He has also worked on the student advocate program, where a student in legal trouble would have accessibility to legal information, but it has yet to be created.
Juarez plans to stay involved on campus, although his involvement may not be within ASUCD.
Lee’s original platform issues included creating a program for first-years about bike safety, making Picnic Day more sustainable and creating a rest lounge for students. Lee also had plans for a bike-sharing program, but said he dropped it early on when he realized it was unfeasible.
“The platform I was most recognized for and most interested in was getting a sort of rest lounge on campus,” Lee said. “But it’s been very difficult. There are just so many veto points, so many people with a say.”
Lee collaborated with Transportation and Parking Services (TAPS), AggieTV and the Bike Barn to make an informational video and brochures that were distributed to 400 first-years. He is also working to make the campus more compostable, including Picnic Day.
“Part of the reason I ran a second term is I really want to see these things finished,” Lee said. “I’m humbled the students gave me a second chance.”
However for Lee, being a good ASUCD senator isn’t just about accomplishing platform issues, but attending senate meetings, commission meetings, hiring committees, being effective unit sponsors and holding office hours.
“Everyone runs on a lot of really big platform issues,” he said. “They want to change the world. What gets lost is being competent.”
For Menovske, a large part of being a senator is to author legislation. However, he said he only chose to write pieces that applied to his platform issues.
“There are so many different things that fall under student interests that it’s absolutely impossible to represent them all,” Menovske said. “I did a good job of sticking to what I said I would do. I held myself to that standard and didn’t make an effort to take on extra projects.”
Menovske’s platform issues were to start a textbook rental program at the bookstore, lay the groundwork for an edible garden and increase financial aid awareness. Menovske was able to successfully implement the rental program this fall as well as lay the base for the edible garden.
“It was a success overall,” he said. “But it was really just the groundwork.
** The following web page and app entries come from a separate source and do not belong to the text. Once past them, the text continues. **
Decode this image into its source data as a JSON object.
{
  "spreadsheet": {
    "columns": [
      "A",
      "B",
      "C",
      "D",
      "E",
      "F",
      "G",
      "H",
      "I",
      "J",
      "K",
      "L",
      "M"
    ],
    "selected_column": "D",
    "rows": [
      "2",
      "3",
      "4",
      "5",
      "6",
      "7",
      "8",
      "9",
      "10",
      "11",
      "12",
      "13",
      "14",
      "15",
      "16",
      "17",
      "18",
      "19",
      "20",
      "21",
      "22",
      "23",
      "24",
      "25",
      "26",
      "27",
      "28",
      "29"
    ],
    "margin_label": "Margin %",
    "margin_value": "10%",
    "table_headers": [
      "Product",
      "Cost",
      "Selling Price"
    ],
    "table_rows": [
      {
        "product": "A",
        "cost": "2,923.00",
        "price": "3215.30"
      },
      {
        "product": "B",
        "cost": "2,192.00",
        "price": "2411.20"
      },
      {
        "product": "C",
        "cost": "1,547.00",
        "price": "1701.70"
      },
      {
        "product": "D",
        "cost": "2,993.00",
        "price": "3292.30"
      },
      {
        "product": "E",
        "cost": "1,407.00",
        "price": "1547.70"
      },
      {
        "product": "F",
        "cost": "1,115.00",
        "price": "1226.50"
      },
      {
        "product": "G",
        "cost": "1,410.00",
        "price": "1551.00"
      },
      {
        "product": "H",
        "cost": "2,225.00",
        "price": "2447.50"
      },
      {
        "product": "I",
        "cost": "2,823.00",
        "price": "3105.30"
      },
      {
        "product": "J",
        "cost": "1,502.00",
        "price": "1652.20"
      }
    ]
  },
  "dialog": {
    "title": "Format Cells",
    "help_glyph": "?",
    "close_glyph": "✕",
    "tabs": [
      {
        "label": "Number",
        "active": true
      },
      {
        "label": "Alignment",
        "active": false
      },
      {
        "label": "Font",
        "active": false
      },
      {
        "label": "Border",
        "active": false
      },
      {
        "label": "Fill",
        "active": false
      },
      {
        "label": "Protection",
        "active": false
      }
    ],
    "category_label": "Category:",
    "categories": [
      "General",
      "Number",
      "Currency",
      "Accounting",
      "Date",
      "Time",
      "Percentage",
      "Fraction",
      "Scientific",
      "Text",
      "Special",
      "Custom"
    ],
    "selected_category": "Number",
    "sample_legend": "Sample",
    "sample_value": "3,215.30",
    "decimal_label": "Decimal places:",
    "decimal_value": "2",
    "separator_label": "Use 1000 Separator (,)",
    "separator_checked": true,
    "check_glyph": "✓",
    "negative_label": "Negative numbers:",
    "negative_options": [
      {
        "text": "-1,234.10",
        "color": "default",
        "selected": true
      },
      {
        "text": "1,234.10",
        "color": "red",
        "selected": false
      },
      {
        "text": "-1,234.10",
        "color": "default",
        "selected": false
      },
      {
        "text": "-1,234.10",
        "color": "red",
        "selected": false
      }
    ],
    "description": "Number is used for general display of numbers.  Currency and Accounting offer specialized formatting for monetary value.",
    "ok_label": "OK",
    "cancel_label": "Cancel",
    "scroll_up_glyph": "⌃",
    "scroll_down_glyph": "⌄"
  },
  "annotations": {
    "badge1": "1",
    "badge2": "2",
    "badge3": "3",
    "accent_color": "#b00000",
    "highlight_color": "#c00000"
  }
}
This is a project that I’m really passionate about and I want to see it prosper before I graduate.”
Menovske intends to stay involved in both of his main projects and keep working with ASUCD until he graduates.
Rombi’s main issues were bringing class readers to Campus Copies, composting and updating the ASUCD website to include a calendar.
She worked to get Campus Copies a new binding machine and more business through the Education Abroad Center.
Rombi said a lot of people thought it was a waste of time to run on composting as a platform. However, with help from people in the Memorial Union, Grounds Division and Will Klein, a senior environmental science and management major, she was able to bring composting to the MU and the ASUCD Coffee House.
Rombi has only just begun to work on the ASUCD website with Chen.
“A lot of senators that I know did more after senate than as a senator,” Rombi said. “I feel like I did a lot when I was in senate and I still want to continue.”
Of the six senators terming out, Rombi was the only one to meet and exceed the 80-hour office hour requirement, which was one of the reasons she received the Michael J. Tucker award.
AKSHAYA RAMANUJAM can be reached at email@example.com.